Abbott has set a January 4 closing date for its previously announced St. Jude Medical acquisition, and the deal has now successfully received regulatory approval.
St. Jude Medical will add medical devices, diagnostics, nutritionals and branded generic pharmaceuticals to Abbott's roster of products.
"We continue to deliberately shape our business for long-term success by securing leadership positions in attractive markets and focusing on customer needs," said Abbott's chairman and CEO, Miles D. White, in a statement. He noted that adding St. Jude “creates one of the broadest medical device portfolios in the world.”
The deal boosts Abbott's presence in a number of key sectors, including cardiovascular and neuromodulation patient care, by bringing into the fold St. Jude Medical's assets in atrial fibrillation, heart failure, structural heart, and chronic pain arenas. These combine with Abbott's own assets in coronary interventions and mitral valve disease.
“Together, the company will compete in nearly every area of the $30 billion cardiovascular market and hold the No. 1 or 2 positions across large and high-growth cardiovascular device markets,” according to the release.
It is estimated that the combined cardiovascular and neuromodulation portfolio will hit about $8.7 billion in annual sales.
Plans now call for a number of products to come to market in the next few years. That's important, stressed White, because just having the current best solutions is no longer enough. “Customers today want partners who offer breakthrough technologies along with a broad portfolio of solutions to help them better care for their patients," he stated.
The roughly $25 billion deal first came to light in late April, 2016, as HCB News reported at the time. It was driven by the synergy in the cardiovascular arena, but also had positive positioning impact in diabetes, vision, and neuromodulation patient care products.

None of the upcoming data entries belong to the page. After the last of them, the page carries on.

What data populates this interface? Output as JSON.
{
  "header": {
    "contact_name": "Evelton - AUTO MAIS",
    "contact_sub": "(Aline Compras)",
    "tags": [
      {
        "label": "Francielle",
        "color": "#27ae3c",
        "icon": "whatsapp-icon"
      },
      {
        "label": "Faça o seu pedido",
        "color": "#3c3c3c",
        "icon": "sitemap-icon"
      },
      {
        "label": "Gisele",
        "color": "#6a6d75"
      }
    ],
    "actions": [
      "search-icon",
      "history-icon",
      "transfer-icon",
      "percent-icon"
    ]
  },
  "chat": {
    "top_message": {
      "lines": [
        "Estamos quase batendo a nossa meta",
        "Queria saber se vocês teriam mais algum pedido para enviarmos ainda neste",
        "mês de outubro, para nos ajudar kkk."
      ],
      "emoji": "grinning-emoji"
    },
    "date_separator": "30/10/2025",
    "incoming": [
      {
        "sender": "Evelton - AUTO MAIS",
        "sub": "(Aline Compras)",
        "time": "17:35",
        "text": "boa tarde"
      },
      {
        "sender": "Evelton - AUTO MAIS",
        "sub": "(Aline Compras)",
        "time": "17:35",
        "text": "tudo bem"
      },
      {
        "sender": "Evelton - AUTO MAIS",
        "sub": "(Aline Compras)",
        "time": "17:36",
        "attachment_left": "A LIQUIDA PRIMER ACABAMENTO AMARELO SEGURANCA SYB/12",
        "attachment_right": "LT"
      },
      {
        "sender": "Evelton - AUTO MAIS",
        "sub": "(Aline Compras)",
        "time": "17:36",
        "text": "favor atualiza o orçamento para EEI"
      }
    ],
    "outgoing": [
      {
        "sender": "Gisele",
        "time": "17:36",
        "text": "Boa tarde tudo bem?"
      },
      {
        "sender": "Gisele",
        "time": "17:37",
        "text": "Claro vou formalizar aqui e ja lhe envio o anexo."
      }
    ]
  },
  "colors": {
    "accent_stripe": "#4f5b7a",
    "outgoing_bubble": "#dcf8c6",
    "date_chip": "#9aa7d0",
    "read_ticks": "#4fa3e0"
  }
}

"Bringing together these two great companies will create a premier medical device business and immediately advance Abbott's strategic and competitive position," White said at the time.
In October, 2016, Abbott and St. Jude Medical announced a $1.2 billion all-cash deal to sell their vascular closure and electrophysiology businesses to Terumo Corporation.
The transaction depends on the successful completion of Abbott's acquisition of St. Jude Medical and antitrust regulatory approvals. Plans call for the sales to Terumo to happen after the St. Jude Medical-Abbott deal finalizes. If that merger doesn't happen then the Terumo deal would be off, the company stated at the time
In September, 2016, Abbott Medical Optics went to Johnson & Johnson for $4.325 billion in cash. White noted at that time that the company had “been actively and strategically shaping our portfolio, which has recently focused on developing leadership positions in cardiovascular devices and expanding diagnostics."
Another deal has soured, however. Abbott and Alere are suing each other over their $5.8 billion deal, according to Reuters
, which noted that Alere “had failed to file financial statements and disclosed probes into billing and foreign sales practices.”
Some of the new products heading to market from the combined firms include the just-FDA-approved EnSite Precision, which creates cardiac maps allowing precise guidance of catheters during ablation.
In addition, on the near-term horizon, the ConfirmRx is heading to market. This implantable heart monitor provides for remote arrhythmia detection, diagnosis and treatment.
Also on the way are the HeartMate 3, which is used in advanced-stage heart failure is nearing launch; the Portico Transcatheter Aortic Heart Valve, which combats aortic stenosis; the Proclaim DRG system, used for chronic pain; the novel bioresorbable coronary stent Absorb; and the global rollout of the MitraClip, a transcatheter mitral valve repair device.
By 2020 the company believes that it will reach “annual pre-tax synergies of $500 million.”